** AVAILABLE DATA follows **

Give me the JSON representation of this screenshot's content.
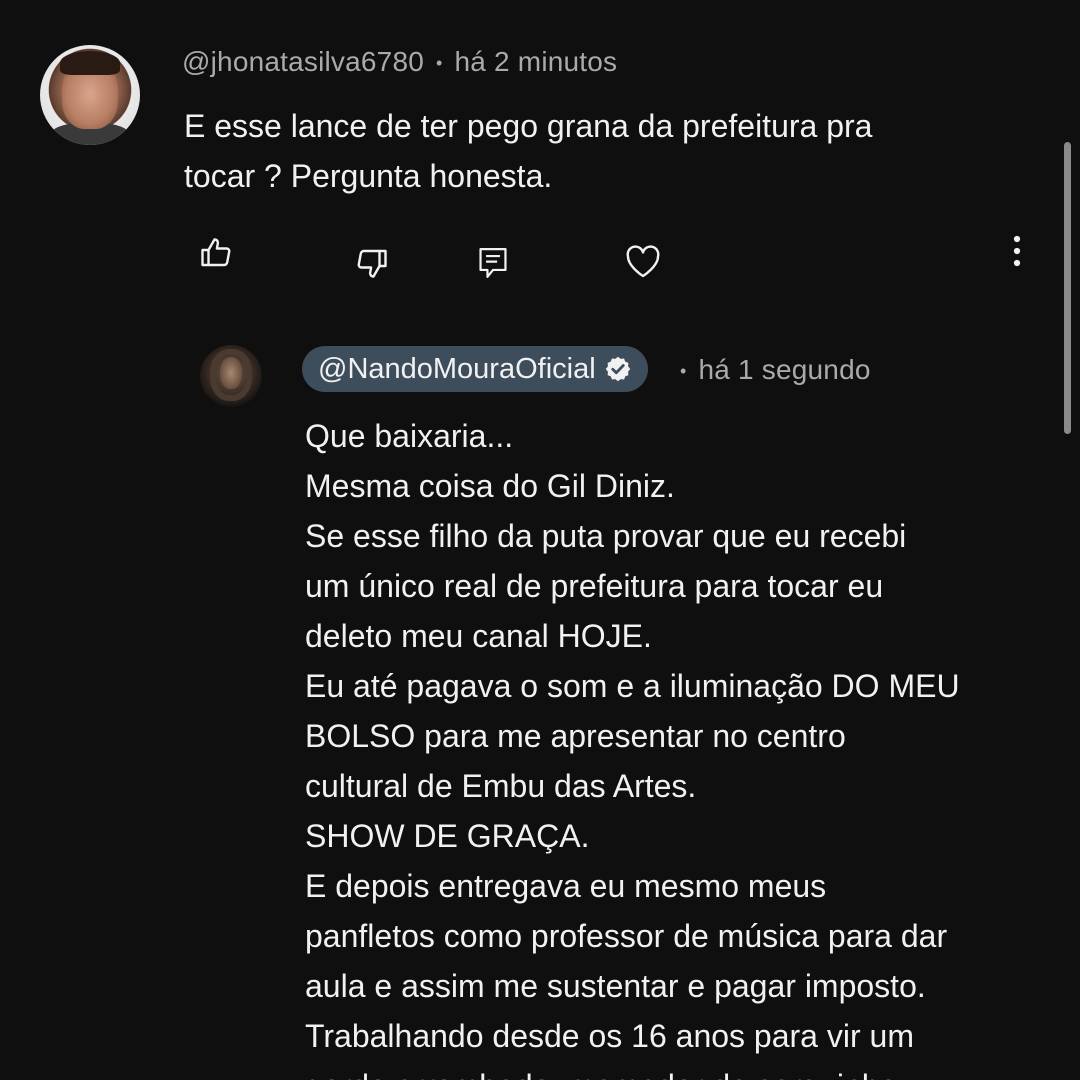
{
  "parent_comment": {
    "author": "@jhonatasilva6780",
    "time": "há 2 minutos",
    "lines": [
      "E esse lance de ter pego grana da prefeitura pra",
      "tocar ? Pergunta honesta."
    ]
  },
  "actions": {
    "like_icon": "thumbs-up-icon",
    "dislike_icon": "thumbs-down-icon",
    "reply_icon": "reply-icon",
    "heart_icon": "heart-icon",
    "more_icon": "more-vert-icon"
  },
  "reply_comment": {
    "author": "@NandoMouraOficial",
    "verified": true,
    "time": "há 1 segundo",
    "lines": [
      "Que baixaria...",
      "Mesma coisa do Gil Diniz.",
      "Se esse filho da puta provar que eu recebi",
      "um único real de prefeitura para tocar eu",
      "deleto meu canal HOJE.",
      "Eu até pagava o som e a iluminação DO MEU",
      "BOLSO para me apresentar no centro",
      "cultural de Embu das Artes.",
      "SHOW DE GRAÇA.",
      "E depois entregava eu mesmo meus",
      "panfletos como professor de música para dar",
      "aula e assim me sustentar e pagar imposto.",
      "Trabalhando desde os 16 anos para vir um",
      "gordo arrombado, mamador de sarquinho"
    ]
  },
  "colors": {
    "background": "#0f0f0f",
    "text": "#f1f1f1",
    "meta": "#aaaaaa",
    "author_pill": "#3e4d5c"
  }
}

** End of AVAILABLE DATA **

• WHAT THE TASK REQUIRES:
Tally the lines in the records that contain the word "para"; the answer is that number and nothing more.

• RESPONSE:
4